EXERCISE DIRECTIONS ▸ Among the lines below, which ones contain the word "data"? Copy every such line.

TASK INPUTS ▸

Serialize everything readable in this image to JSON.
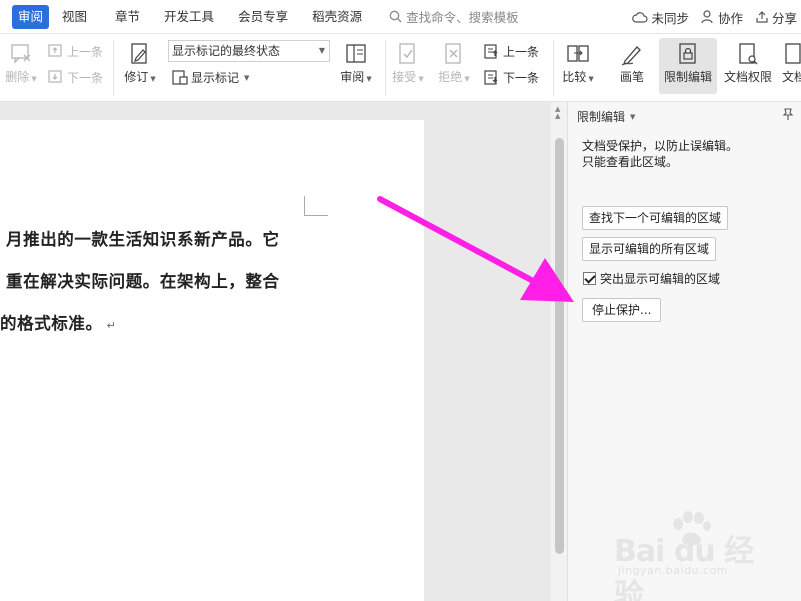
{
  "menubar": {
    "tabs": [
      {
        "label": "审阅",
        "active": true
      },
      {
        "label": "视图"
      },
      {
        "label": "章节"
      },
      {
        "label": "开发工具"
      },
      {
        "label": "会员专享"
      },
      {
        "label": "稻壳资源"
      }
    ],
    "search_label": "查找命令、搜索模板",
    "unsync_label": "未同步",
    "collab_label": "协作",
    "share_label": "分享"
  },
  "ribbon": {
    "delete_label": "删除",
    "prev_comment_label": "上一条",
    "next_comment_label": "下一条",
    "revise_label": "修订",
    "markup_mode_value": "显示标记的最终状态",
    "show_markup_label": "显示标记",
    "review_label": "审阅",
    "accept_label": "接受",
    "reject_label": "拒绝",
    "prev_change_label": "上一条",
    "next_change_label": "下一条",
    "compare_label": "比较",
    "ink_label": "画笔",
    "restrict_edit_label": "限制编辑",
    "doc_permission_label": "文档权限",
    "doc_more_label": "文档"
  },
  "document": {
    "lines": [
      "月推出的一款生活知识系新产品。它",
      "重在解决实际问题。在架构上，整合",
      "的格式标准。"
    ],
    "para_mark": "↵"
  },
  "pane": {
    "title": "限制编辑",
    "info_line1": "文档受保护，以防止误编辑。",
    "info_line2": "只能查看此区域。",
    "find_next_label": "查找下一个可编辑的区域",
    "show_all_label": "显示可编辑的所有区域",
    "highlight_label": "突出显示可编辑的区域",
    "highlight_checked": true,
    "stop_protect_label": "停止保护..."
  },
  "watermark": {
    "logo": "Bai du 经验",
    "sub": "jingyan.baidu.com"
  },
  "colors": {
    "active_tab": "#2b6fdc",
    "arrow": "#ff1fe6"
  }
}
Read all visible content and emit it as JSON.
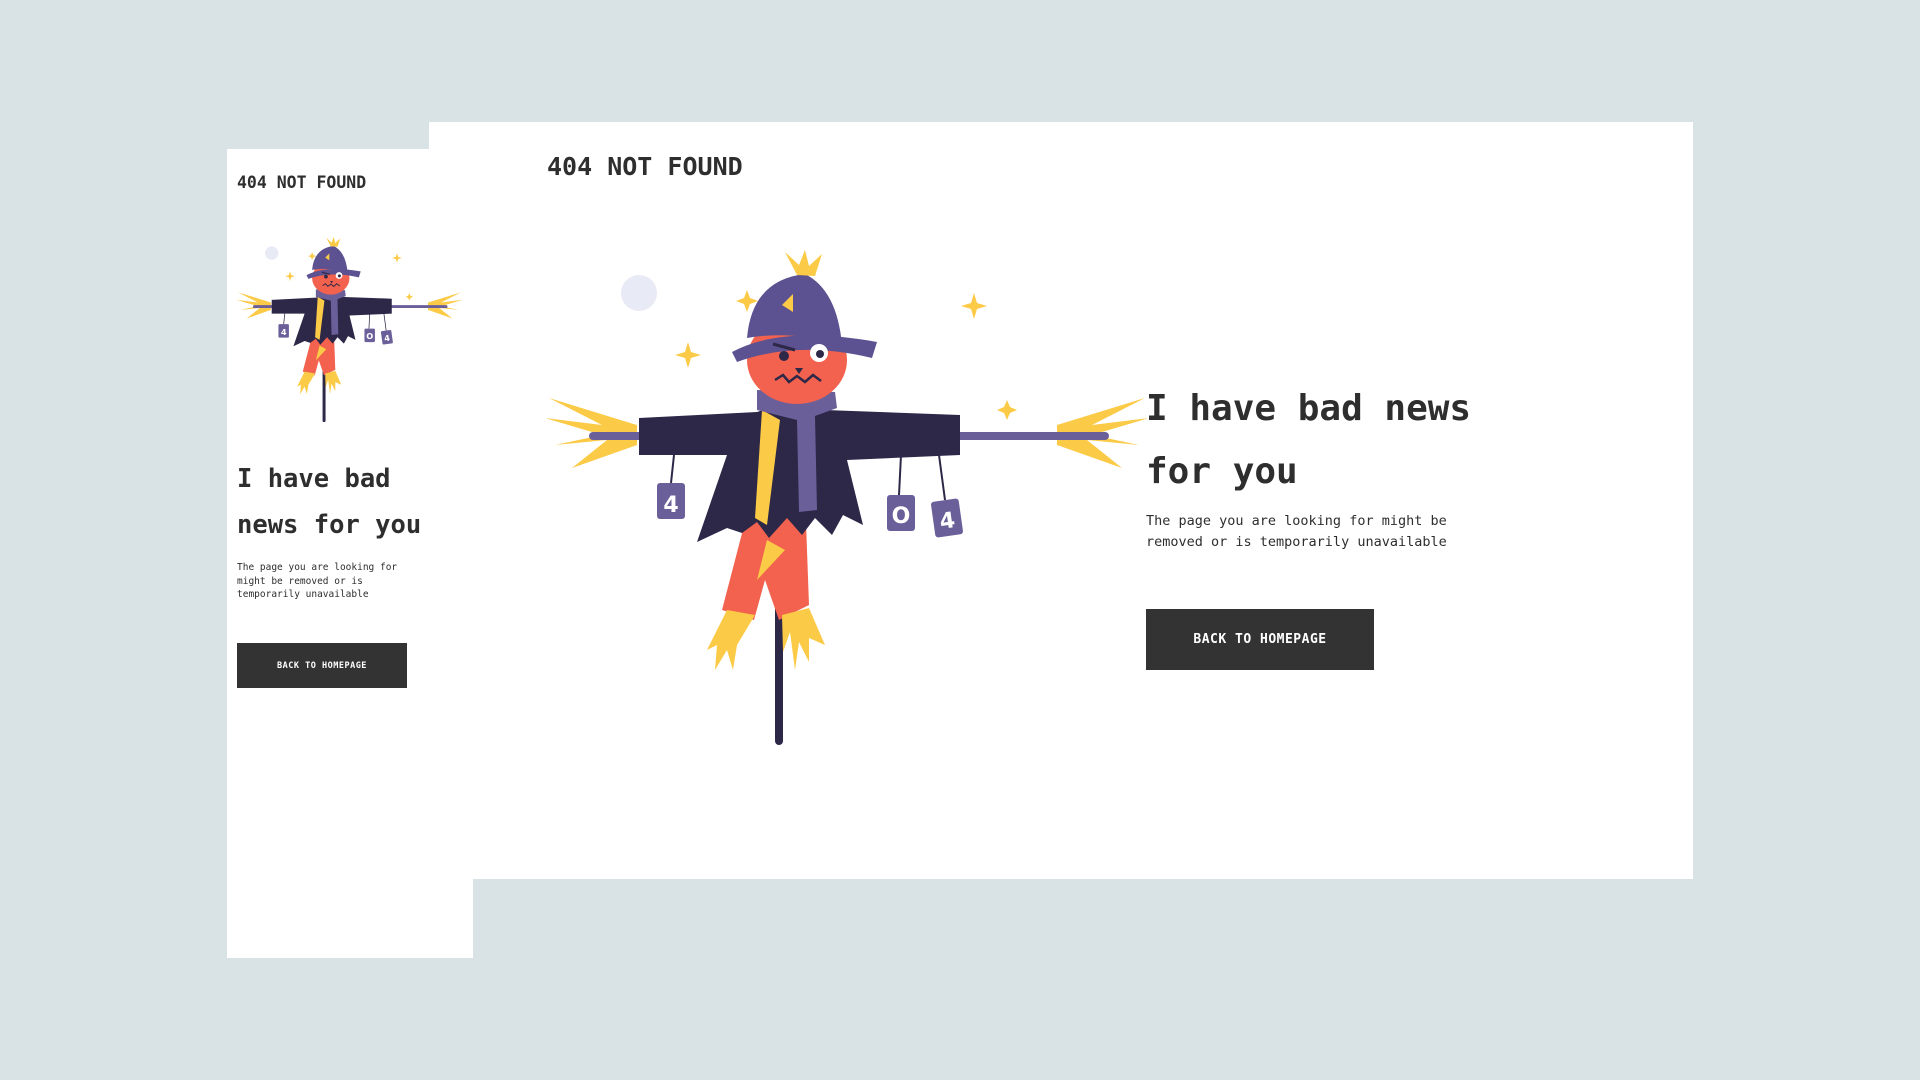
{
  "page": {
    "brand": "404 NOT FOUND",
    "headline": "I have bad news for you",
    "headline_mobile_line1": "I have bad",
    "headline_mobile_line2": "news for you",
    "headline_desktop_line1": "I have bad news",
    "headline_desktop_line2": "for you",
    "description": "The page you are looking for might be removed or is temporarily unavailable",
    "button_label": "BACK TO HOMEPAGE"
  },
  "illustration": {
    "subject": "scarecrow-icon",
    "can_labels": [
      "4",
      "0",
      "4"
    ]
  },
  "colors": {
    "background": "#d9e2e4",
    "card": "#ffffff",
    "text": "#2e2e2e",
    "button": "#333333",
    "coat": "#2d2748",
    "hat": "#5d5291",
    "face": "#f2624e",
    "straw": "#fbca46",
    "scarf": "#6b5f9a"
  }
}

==

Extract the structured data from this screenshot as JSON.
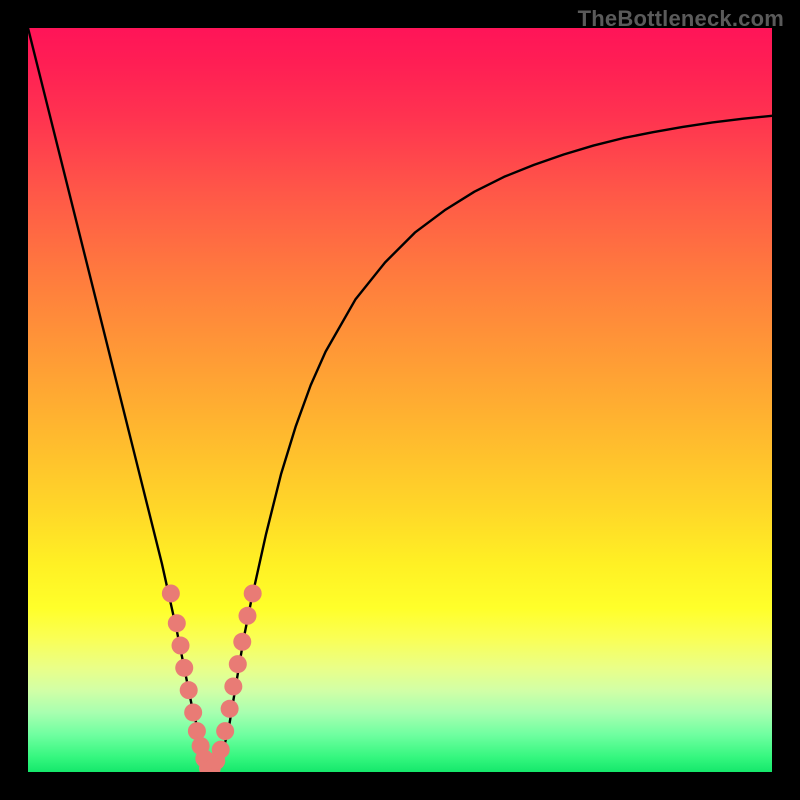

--

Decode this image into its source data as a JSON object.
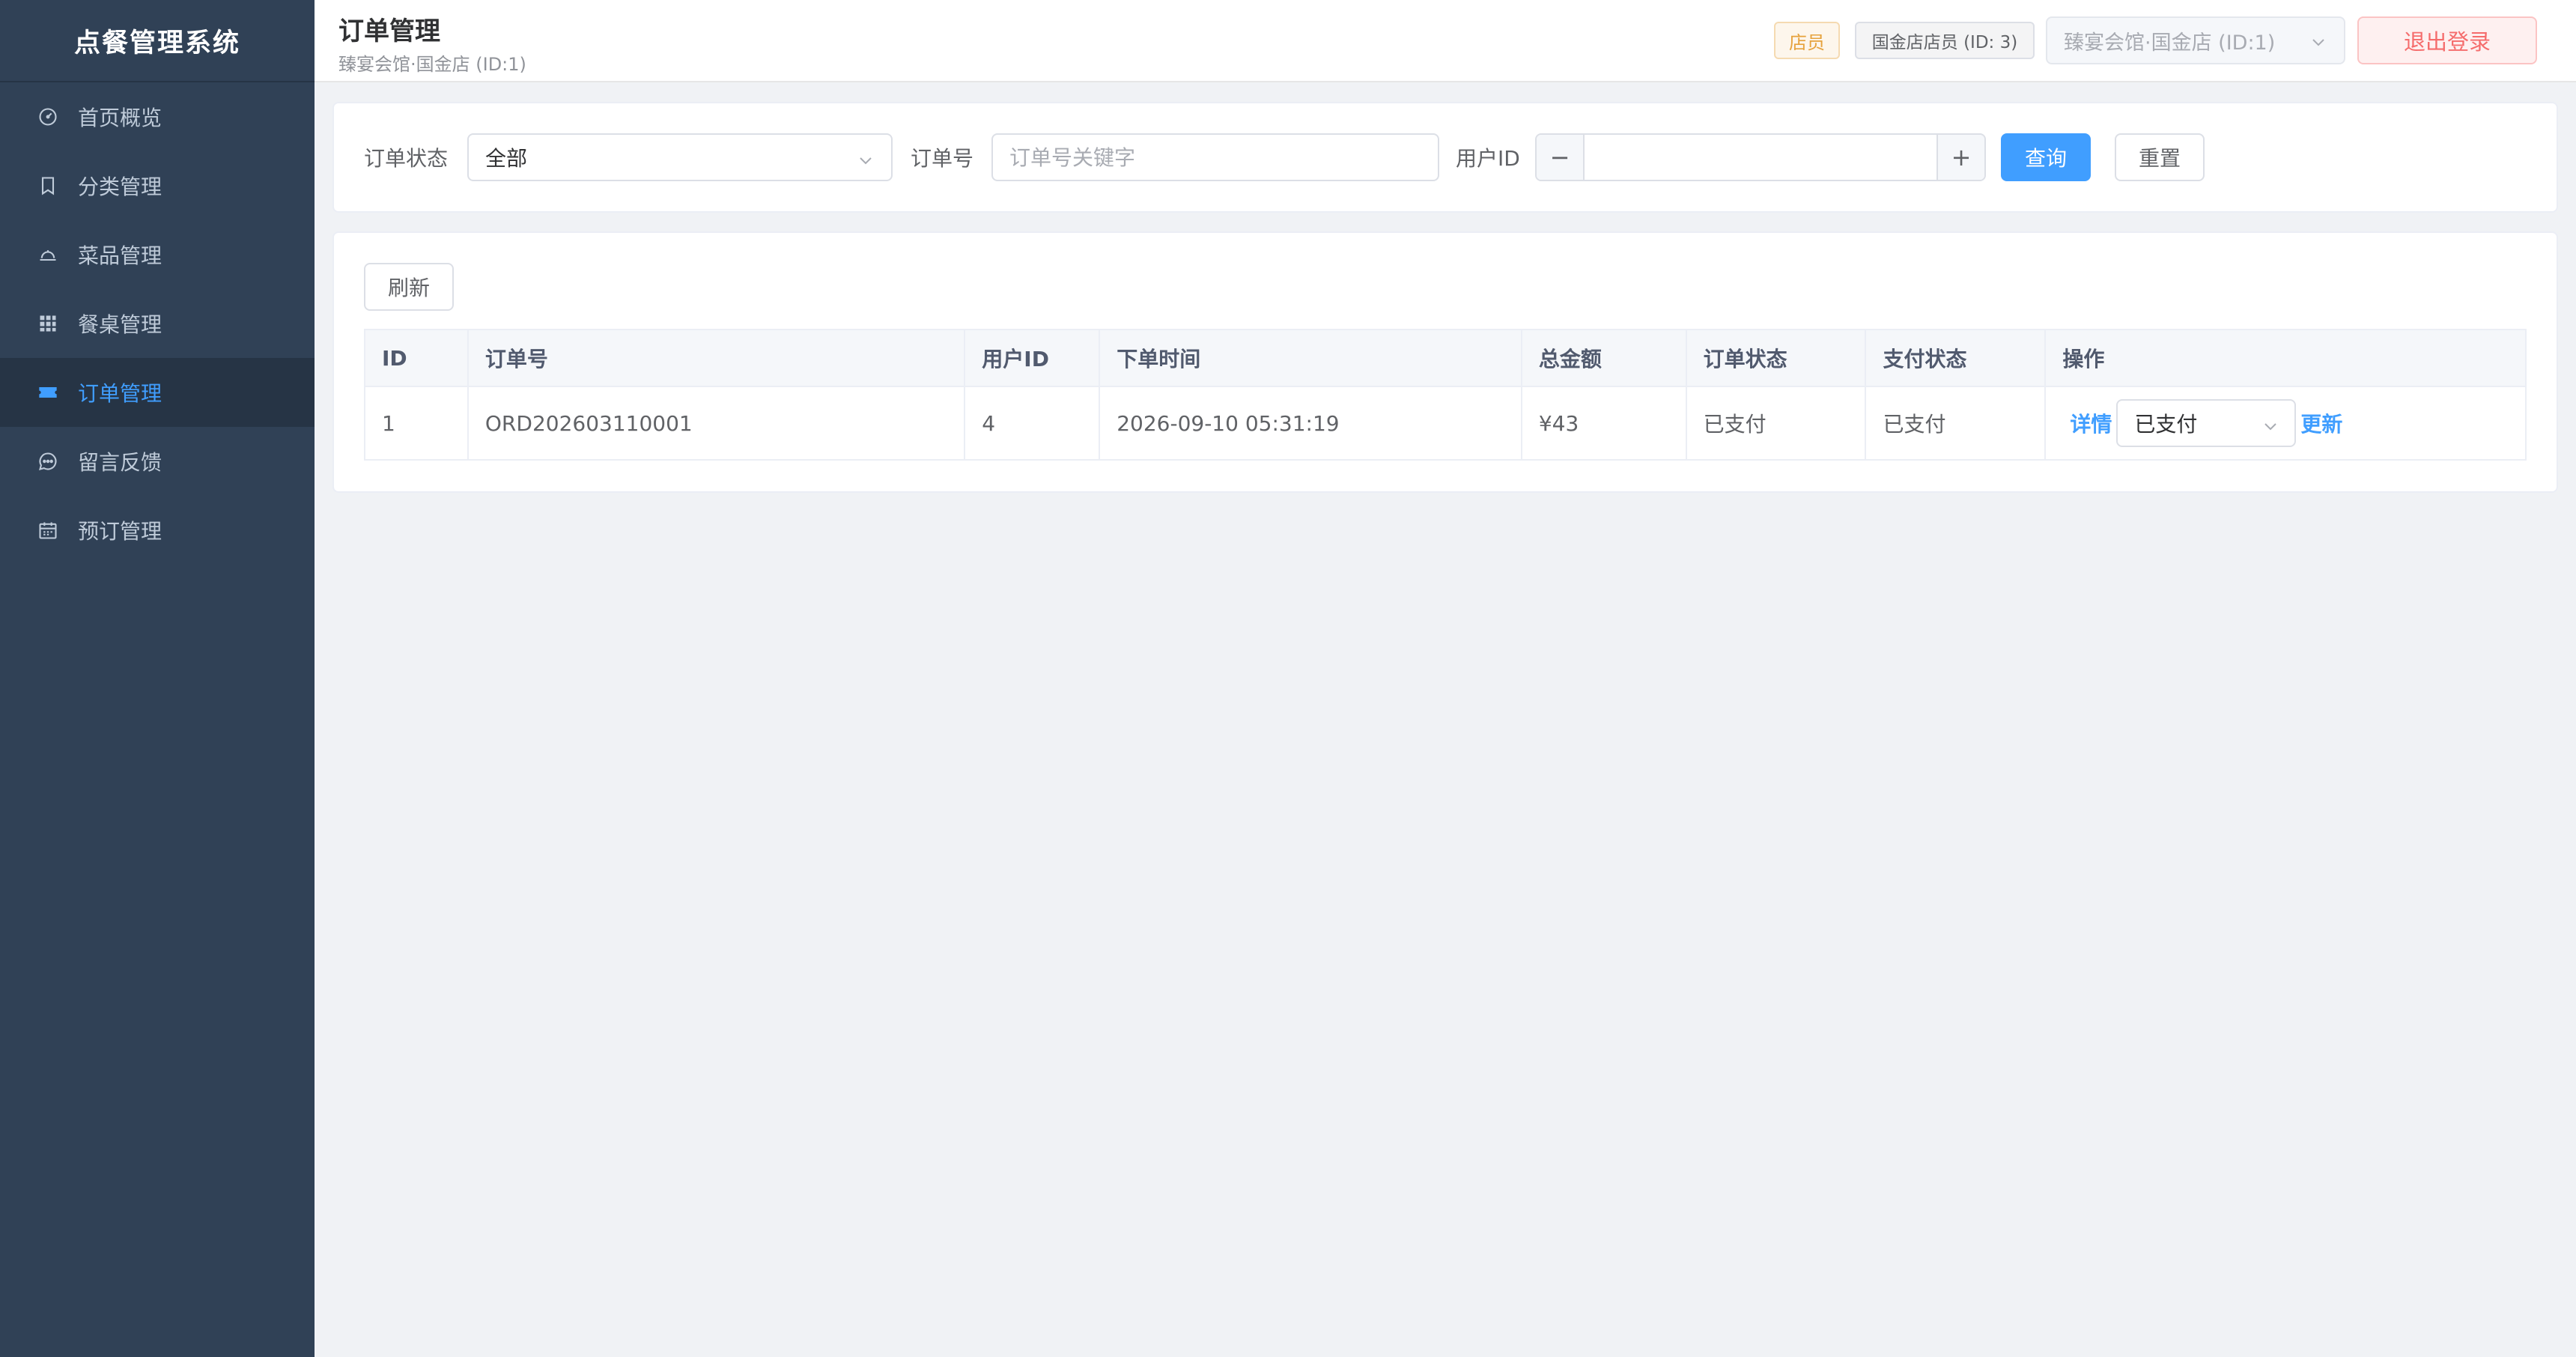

FINISHED TASK ▸
Extract the structured data from this screenshot as JSON.
Decode this image into its source data as a JSON object.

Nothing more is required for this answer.